> PROBLEM TO SOLVE: Say how many lines of the data contain "icon", and nothing more.

> DATASET CONTENT:
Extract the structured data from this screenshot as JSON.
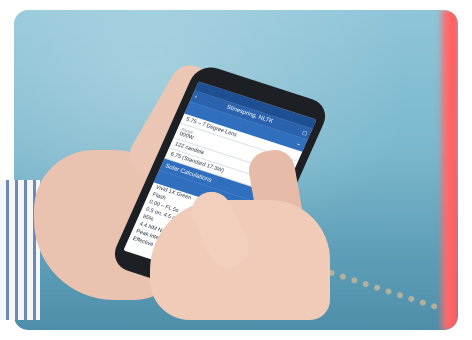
{
  "app": {
    "status_carrier": "",
    "status_time": "",
    "title": "",
    "title_right": "Stinespring, NLTK",
    "back_icon": "chevron-left-icon",
    "share_icon": "share-icon"
  },
  "sections": [
    {
      "heading": "",
      "fields": [
        {
          "label": "",
          "value": "5.75 – 7 Degree Lens"
        },
        {
          "label": "Range",
          "value": "000W"
        },
        {
          "label": "",
          "value": "122 candela"
        },
        {
          "label": "",
          "value": "6.75 (Standard 17.3W)"
        }
      ]
    },
    {
      "heading": "Solar Calculations",
      "fields": []
    },
    {
      "heading": "",
      "lines": [
        "Vivid 1X Green",
        "Flash",
        "0.00 – FL 5s",
        "0.5 on, 4.5 off",
        "85%",
        "4.4 NM Night Time",
        "Peak Intensity: 72",
        "Effective Intensity"
      ]
    }
  ],
  "colors": {
    "app_bar": "#2a62ad",
    "status_bar": "#1f4f93",
    "section_head": "#2f6fbe"
  }
}
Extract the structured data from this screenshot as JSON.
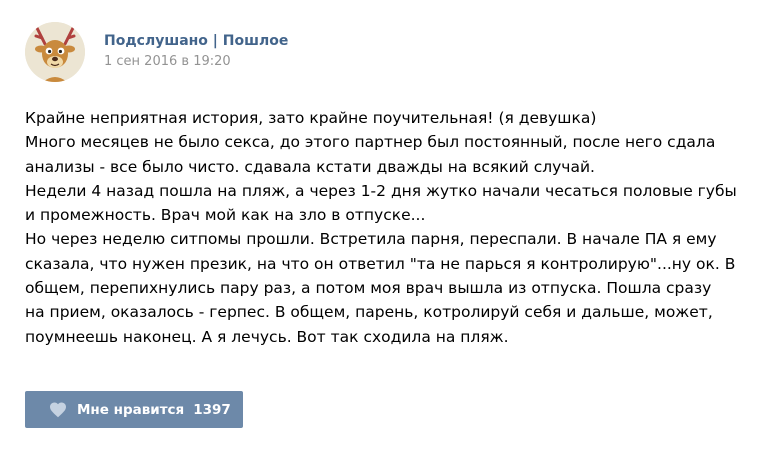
{
  "post": {
    "author": "Подслушано | Пошлое",
    "date": "1 сен 2016 в 19:20",
    "avatar_icon": "deer-avatar-icon",
    "lines": [
      "Крайне неприятная история, зато крайне поучительная! (я девушка)",
      "Много месяцев не было секса, до этого партнер был постоянный, после него сдала",
      "анализы - все было чисто. сдавала кстати дважды на всякий случай.",
      "Недели 4 назад пошла на пляж, а через 1-2 дня жутко начали чесаться половые губы",
      "и промежность. Врач мой как на зло в отпуске...",
      "Но через неделю ситпомы прошли. Встретила парня, переспали. В начале ПА я ему",
      "сказала, что нужен презик, на что он ответил \"та не парься я контролирую\"...ну ок. В",
      "общем, перепихнулись пару раз, а потом моя врач вышла из отпуска. Пошла сразу",
      "на прием, оказалось - герпес. В общем, парень, котролируй себя и дальше, может,",
      "поумнеешь наконец. А я лечусь. Вот так сходила на пляж."
    ],
    "like": {
      "label": "Мне нравится",
      "count": "1397",
      "icon": "heart-icon"
    }
  },
  "colors": {
    "author": "#42648b",
    "date": "#939393",
    "like_button": "#6d89a9"
  }
}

> YOUR RESPONSE: 4